Mountain鈥檚 USDM and Ethena鈥檚 USDe trade very close to their pegs of $1, while Ondo鈥檚 USDY is an interest-bearing token that trades above $1. Ondo is currently working on launching a rebasing version of USDY so that it can be used as a regular USD stablecoin.

Lybra鈥檚 eUSD has been trading below $1 for a long time. eUSD is fully collateralized by liquid staked ETH with a minimum collateralization ratio of 150%. The protocol is secure and backed by sufficient collateral. The depegging can be attributed to a design choice of the protocol mechanism. For an overcollateralized stablecoin like eUSD, if the stablecoin is trading below $1, arbitrageurs can profit by buying the stablecoin at a discount on the open market and then redeeming the underlying collateral in full. This arbitrage behavior pushes the price of the stablecoin up to $1. Interestingly, for Lybra Finance, stablecoin minters can choose whether to allow arbitrageurs to redeem their positions. Many users choose not to activate the redemption option, which prevents the execution of arbitrage.

Liquidity on DEX

We measure the liquidity of stablecoins by the slippage when exchanging 100K and 1M for USDT in the DEX Aggregator LlamaSwap. USDe has the best liquidity with no slippage when exchanging 1 million tokens. It is worth noting that despite the smaller market cap of the USDM stablecoin, its liquidity is quite good.

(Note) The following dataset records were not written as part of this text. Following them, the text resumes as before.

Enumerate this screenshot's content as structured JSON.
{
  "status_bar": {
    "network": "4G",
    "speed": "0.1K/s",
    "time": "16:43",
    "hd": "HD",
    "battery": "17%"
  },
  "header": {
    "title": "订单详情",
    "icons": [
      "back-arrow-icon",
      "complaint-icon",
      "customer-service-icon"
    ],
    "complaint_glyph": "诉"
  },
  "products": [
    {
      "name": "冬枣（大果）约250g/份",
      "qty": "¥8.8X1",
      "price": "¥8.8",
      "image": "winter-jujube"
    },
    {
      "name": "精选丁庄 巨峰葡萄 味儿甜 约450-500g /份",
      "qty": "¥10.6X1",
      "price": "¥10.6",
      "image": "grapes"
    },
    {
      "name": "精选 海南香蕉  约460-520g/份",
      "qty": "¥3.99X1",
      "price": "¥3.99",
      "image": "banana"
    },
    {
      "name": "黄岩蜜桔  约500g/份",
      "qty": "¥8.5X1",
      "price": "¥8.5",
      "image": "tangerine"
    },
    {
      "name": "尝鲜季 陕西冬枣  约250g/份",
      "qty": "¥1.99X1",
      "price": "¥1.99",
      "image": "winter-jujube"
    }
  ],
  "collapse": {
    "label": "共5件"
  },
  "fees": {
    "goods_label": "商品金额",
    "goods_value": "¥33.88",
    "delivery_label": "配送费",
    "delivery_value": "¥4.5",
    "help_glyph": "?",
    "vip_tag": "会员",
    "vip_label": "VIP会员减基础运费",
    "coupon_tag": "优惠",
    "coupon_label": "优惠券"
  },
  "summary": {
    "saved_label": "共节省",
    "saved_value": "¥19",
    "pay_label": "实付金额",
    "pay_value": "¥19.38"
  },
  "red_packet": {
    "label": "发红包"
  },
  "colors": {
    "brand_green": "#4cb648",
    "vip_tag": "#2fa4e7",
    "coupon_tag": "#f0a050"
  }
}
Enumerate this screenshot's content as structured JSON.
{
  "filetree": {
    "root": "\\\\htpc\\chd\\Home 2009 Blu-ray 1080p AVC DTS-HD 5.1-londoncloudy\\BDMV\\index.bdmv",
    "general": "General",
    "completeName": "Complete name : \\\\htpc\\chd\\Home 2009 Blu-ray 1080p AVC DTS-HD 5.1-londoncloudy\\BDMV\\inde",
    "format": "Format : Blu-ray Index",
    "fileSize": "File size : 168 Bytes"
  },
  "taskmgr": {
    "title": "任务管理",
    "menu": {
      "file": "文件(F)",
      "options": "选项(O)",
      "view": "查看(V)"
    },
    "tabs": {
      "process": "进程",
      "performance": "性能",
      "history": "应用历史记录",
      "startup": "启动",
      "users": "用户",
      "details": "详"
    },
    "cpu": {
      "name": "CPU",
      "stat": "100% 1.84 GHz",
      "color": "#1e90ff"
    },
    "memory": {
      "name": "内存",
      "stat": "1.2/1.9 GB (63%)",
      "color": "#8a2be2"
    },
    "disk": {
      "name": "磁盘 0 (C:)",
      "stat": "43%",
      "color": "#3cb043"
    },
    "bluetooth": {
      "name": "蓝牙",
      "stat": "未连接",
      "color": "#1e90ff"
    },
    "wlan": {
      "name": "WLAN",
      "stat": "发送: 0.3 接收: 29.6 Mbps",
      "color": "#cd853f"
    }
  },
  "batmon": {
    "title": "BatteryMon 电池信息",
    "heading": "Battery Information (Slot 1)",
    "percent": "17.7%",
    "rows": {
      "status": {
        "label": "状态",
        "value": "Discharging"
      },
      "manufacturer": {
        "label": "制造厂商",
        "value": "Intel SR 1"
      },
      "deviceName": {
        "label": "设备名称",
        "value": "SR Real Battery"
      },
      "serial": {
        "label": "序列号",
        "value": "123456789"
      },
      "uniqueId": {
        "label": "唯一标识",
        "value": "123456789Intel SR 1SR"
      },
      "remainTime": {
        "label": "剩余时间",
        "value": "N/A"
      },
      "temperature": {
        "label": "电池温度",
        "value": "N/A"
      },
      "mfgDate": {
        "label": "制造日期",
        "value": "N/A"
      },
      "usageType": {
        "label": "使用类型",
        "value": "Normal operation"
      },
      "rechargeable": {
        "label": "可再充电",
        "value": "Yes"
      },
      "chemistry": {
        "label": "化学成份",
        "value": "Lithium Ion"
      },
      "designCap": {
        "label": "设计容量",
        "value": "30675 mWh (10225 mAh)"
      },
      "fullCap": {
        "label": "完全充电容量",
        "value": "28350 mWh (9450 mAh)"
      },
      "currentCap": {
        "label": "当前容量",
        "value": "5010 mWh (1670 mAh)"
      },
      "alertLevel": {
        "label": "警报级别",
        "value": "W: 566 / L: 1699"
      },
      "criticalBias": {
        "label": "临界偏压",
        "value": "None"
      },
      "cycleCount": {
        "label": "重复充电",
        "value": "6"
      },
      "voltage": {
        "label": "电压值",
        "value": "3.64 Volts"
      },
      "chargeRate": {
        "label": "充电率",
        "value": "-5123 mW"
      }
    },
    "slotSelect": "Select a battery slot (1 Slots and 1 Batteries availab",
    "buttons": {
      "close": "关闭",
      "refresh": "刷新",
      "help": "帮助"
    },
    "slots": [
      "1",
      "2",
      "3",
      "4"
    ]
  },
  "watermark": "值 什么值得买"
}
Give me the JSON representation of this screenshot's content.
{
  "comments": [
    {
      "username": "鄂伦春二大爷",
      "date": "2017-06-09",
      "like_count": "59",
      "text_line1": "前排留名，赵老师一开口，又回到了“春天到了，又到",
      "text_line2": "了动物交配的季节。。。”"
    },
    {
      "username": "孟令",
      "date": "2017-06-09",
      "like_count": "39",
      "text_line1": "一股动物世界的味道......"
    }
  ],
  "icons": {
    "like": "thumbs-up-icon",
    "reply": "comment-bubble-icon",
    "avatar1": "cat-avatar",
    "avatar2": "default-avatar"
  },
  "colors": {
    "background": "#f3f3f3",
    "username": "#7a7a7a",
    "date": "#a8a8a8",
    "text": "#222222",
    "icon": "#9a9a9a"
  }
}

This article is sourced from the internet: The new wave of interest-paying stablecoins: mechanisms, features, and applications

Related: Bitcoin (BTC) Defies Bearishness, Price Aims for $70,000 Post-Halving

In Brief Bitcoin price is attempting to rally toward new highs close to observing a Golden Cross. Accumulation has been high this month, continuing to date with over 9,000 BTC pulled by investors. An increase in profit and decrease in participation is flashing a sell signal that could cause a halt in the rise. Bitcoin’s (BTC) price is taking its time to return to the recent highs. The cryptocurrency is presently at $66,000. However, it is still vulnerable to selling from investors, which could reduce prices. Adding Bitcoin to Wallets Bitcoin’s price is taking hints from both bulls and bears at the moment, as visible in their actions. The exchanges’ balance is a chart that tracks the movement of BTC in and out of exchanges’ wallets. Over the past few…

© Copyright Notice

Related articles

No comments

You must be logged in to leave a comment!
Login immediately
No comments...